== Segment start ==

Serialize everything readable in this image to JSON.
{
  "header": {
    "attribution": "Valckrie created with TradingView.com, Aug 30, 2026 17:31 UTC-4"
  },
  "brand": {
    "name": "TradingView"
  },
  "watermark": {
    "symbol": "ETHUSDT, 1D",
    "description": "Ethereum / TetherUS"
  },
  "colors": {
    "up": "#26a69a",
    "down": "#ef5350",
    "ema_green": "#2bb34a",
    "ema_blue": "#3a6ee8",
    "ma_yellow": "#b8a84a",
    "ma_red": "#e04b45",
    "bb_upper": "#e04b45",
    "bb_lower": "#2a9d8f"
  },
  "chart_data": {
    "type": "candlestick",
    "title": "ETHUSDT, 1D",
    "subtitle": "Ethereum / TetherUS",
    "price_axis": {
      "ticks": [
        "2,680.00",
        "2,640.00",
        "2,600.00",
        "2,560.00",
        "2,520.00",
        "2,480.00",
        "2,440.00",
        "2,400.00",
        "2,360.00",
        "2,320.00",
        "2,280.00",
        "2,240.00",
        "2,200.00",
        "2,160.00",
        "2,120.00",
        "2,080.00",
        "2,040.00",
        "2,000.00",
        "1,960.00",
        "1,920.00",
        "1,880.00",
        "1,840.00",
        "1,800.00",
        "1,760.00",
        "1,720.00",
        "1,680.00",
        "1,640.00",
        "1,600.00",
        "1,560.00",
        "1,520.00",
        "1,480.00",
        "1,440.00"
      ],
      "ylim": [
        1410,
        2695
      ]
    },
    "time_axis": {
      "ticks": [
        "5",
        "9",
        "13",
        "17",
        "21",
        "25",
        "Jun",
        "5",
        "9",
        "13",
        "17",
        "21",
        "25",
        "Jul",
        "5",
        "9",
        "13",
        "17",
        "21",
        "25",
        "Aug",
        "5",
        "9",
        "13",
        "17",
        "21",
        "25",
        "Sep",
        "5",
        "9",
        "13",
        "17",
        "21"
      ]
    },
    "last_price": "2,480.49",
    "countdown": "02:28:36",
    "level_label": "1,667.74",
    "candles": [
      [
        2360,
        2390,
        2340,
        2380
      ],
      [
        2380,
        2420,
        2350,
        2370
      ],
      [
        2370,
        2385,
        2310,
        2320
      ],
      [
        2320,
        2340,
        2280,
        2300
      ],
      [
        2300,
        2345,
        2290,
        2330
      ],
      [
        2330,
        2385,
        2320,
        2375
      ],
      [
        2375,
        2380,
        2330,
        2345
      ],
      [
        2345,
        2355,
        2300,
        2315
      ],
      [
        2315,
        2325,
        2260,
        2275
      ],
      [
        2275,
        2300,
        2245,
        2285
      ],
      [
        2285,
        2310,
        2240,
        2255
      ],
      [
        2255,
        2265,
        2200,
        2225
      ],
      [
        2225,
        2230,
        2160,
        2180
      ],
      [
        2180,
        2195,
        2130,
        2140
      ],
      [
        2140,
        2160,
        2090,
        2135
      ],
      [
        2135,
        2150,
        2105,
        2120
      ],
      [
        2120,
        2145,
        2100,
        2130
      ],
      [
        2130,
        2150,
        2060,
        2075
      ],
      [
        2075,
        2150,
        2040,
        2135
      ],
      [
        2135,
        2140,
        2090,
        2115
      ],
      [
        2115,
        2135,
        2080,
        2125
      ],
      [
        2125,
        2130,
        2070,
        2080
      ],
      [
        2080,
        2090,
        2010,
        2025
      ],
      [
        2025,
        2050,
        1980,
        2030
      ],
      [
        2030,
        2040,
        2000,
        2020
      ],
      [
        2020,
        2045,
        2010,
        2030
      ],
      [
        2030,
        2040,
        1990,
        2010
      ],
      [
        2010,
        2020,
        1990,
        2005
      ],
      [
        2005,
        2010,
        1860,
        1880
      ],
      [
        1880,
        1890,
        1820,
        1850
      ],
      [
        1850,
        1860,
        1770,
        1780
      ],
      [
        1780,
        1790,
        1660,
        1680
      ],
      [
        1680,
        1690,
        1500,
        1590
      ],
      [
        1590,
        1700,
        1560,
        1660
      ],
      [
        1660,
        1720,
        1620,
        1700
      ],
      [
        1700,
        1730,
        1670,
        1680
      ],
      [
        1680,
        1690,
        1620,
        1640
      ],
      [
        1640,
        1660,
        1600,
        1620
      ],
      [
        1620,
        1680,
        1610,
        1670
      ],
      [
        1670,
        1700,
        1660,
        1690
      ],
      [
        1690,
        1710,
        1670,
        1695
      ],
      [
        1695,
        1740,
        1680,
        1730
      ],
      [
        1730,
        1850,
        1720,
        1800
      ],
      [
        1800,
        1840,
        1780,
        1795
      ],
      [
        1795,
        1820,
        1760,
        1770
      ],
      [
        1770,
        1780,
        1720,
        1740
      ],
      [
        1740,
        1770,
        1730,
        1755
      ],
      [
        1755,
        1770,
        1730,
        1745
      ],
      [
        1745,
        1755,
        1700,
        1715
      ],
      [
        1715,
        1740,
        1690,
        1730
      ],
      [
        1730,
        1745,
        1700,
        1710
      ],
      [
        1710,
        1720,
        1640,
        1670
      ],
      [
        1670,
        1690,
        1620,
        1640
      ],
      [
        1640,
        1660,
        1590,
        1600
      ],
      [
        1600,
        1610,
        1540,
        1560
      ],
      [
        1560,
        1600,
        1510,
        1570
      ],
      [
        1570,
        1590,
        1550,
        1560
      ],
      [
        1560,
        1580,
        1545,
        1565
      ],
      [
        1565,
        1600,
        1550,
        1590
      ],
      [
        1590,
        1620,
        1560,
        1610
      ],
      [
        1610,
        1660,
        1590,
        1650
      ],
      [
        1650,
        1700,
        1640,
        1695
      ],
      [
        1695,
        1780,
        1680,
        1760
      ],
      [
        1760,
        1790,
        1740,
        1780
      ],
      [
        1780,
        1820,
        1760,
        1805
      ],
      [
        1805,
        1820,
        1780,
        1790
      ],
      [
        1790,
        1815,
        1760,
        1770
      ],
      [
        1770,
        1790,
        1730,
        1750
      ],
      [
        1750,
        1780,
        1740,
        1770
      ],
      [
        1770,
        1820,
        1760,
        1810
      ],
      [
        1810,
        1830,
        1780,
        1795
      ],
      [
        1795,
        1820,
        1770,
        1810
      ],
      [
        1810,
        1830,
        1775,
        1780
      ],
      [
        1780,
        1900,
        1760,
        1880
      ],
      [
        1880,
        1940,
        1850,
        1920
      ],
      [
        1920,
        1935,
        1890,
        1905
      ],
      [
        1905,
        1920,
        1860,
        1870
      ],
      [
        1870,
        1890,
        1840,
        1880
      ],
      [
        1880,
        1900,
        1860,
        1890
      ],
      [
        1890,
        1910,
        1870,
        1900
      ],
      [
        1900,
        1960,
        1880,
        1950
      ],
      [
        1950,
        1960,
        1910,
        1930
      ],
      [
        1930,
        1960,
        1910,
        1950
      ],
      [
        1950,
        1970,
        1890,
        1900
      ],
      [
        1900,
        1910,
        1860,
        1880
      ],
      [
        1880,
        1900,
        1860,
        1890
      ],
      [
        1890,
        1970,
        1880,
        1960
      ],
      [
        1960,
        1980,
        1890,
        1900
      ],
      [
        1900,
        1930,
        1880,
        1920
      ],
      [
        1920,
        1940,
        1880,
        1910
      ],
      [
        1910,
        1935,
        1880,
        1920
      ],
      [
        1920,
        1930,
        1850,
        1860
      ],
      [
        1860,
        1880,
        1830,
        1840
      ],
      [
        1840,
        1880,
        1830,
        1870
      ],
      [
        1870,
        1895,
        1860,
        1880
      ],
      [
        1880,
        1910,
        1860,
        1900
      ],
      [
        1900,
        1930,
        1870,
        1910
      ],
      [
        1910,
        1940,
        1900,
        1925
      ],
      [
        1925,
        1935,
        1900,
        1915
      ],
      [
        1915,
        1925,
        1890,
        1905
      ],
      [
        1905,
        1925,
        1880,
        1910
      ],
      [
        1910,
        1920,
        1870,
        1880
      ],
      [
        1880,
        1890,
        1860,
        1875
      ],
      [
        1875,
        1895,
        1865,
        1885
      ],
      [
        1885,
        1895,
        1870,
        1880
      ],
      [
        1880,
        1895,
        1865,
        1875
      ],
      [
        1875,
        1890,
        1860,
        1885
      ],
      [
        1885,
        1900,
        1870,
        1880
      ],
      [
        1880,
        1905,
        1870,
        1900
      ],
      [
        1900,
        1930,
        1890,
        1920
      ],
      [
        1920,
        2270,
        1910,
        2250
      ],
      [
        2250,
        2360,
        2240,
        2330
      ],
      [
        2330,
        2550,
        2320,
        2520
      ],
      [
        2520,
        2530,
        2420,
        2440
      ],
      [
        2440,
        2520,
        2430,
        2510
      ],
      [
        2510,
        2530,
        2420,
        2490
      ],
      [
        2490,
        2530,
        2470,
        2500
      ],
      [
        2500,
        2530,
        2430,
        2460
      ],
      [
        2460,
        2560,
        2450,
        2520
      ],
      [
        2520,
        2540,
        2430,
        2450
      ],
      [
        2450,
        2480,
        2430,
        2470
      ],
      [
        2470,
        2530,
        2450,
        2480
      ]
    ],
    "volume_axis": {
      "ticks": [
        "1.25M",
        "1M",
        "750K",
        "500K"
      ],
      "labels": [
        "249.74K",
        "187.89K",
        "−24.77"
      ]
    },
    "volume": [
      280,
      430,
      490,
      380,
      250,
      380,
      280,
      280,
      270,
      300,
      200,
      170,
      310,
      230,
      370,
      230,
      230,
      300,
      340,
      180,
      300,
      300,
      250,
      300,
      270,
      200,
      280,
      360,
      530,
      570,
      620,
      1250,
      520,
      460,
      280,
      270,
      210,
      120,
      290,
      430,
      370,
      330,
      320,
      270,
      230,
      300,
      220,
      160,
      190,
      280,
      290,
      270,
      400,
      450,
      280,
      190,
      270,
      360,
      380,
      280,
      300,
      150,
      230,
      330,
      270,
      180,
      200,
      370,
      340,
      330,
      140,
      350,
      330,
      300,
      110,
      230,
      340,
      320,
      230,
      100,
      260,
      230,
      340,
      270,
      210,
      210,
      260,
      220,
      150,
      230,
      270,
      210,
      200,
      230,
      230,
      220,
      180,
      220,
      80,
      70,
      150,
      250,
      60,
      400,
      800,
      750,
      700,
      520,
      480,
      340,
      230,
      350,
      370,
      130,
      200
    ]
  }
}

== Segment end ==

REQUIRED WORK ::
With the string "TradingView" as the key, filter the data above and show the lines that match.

RESPONSE TO THIS TASK ::
    "attribution": "Valckrie created with TradingView.com, Aug 30, 2026 17:31 UTC-4"
    "name": "TradingView"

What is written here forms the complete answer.